▶ **Task to complete**
Find every line in the records below that holds the word "icon", and copy each one.

▶ **Source material**
►

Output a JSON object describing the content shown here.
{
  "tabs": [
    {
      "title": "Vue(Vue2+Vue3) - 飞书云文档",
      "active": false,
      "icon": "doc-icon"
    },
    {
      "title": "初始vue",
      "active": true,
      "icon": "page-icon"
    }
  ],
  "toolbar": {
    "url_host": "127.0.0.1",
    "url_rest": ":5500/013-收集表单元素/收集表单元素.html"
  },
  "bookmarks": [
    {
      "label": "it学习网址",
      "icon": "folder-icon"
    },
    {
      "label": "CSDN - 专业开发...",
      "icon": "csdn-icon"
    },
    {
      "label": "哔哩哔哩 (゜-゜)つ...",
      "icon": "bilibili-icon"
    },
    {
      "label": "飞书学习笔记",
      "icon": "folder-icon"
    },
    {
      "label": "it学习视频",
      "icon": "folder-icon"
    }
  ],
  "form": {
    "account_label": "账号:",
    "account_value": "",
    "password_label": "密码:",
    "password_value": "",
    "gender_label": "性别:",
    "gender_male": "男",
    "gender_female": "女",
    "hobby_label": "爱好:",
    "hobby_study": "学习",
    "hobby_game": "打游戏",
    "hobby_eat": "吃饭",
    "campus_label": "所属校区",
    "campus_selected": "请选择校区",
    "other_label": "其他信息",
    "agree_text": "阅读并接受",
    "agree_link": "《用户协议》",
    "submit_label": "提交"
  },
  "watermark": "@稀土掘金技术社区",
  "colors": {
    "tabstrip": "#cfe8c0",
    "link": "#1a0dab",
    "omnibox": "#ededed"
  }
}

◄

▶ **Output for this task**
      "icon": "doc-icon"
      "icon": "page-icon"
      "icon": "folder-icon"
      "icon": "csdn-icon"
      "icon": "bilibili-icon"
      "icon": "folder-icon"
      "icon": "folder-icon"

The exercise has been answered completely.